# PROBLEM TO WORK ON:
Pictures should be omitted; restate word for word the lines from the one holding "Give me the" through the last line of the entries below.

Items from an interface collection:
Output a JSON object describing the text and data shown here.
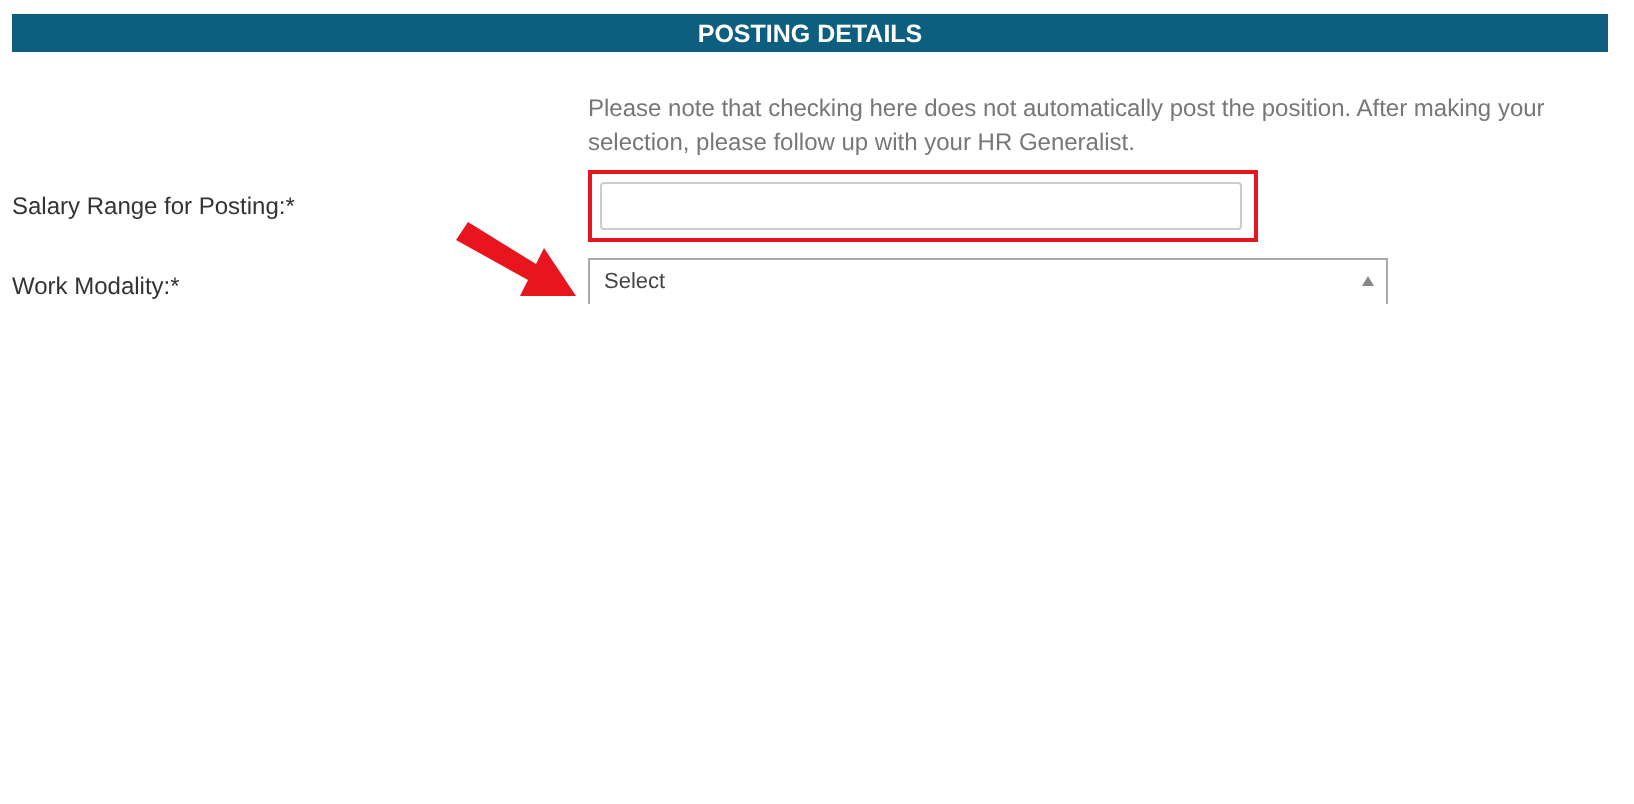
{
  "section_header": "POSTING DETAILS",
  "note": "Please note that checking here does not automatically post the position. After making your selection, please follow up with your HR Generalist.",
  "fields": [
    {
      "kind": "text",
      "label": "Salary Range for Posting:*",
      "highlighted": true
    },
    {
      "kind": "select",
      "label": "Work Modality:*",
      "value": "Select",
      "highlighted": false
    }
  ]
}
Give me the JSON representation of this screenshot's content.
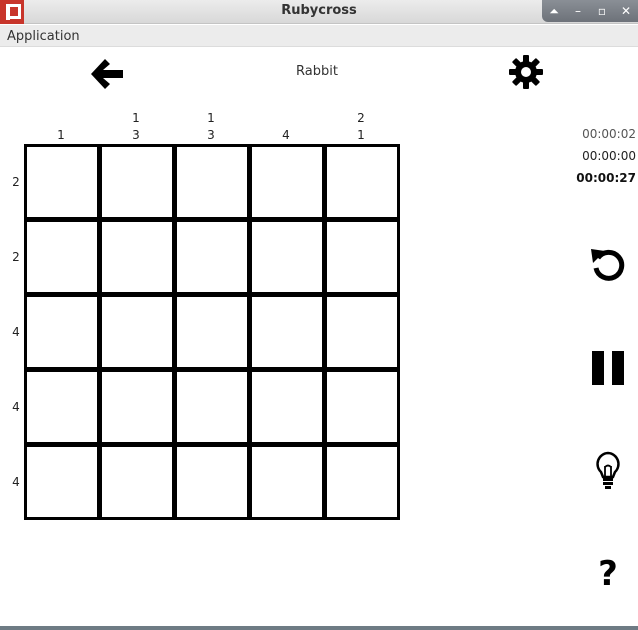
{
  "window": {
    "title": "Rubycross",
    "controls": [
      "⏶",
      "–",
      "▫",
      "✕"
    ]
  },
  "menu": {
    "items": [
      {
        "label": "Application"
      }
    ]
  },
  "header": {
    "puzzle_name": "Rabbit",
    "back_icon": "arrow-left-icon",
    "settings_icon": "gear-icon"
  },
  "puzzle": {
    "col_clues": [
      [
        "1"
      ],
      [
        "1",
        "3"
      ],
      [
        "1",
        "3"
      ],
      [
        "4"
      ],
      [
        "2",
        "1"
      ]
    ],
    "row_clues": [
      "2",
      "2",
      "4",
      "4",
      "4"
    ]
  },
  "timers": {
    "t1": "00:00:02",
    "t2": "00:00:00",
    "t3": "00:00:27"
  },
  "controls": {
    "reset_icon": "undo-icon",
    "pause_icon": "pause-icon",
    "hint_icon": "lightbulb-icon",
    "help": "?"
  }
}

# SOLVED PROBLEM:
Give me the JSON representation of this screenshot's content.
{
  "window": {
    "title": "Rubycross",
    "controls": [
      "⏶",
      "–",
      "▫",
      "✕"
    ]
  },
  "menu": {
    "items": [
      {
        "label": "Application"
      }
    ]
  },
  "header": {
    "puzzle_name": "Rabbit",
    "back_icon": "arrow-left-icon",
    "settings_icon": "gear-icon"
  },
  "puzzle": {
    "col_clues": [
      [
        "1"
      ],
      [
        "1",
        "3"
      ],
      [
        "1",
        "3"
      ],
      [
        "4"
      ],
      [
        "2",
        "1"
      ]
    ],
    "row_clues": [
      "2",
      "2",
      "4",
      "4",
      "4"
    ]
  },
  "timers": {
    "t1": "00:00:02",
    "t2": "00:00:00",
    "t3": "00:00:27"
  },
  "controls": {
    "reset_icon": "undo-icon",
    "pause_icon": "pause-icon",
    "hint_icon": "lightbulb-icon",
    "help": "?"
  }
}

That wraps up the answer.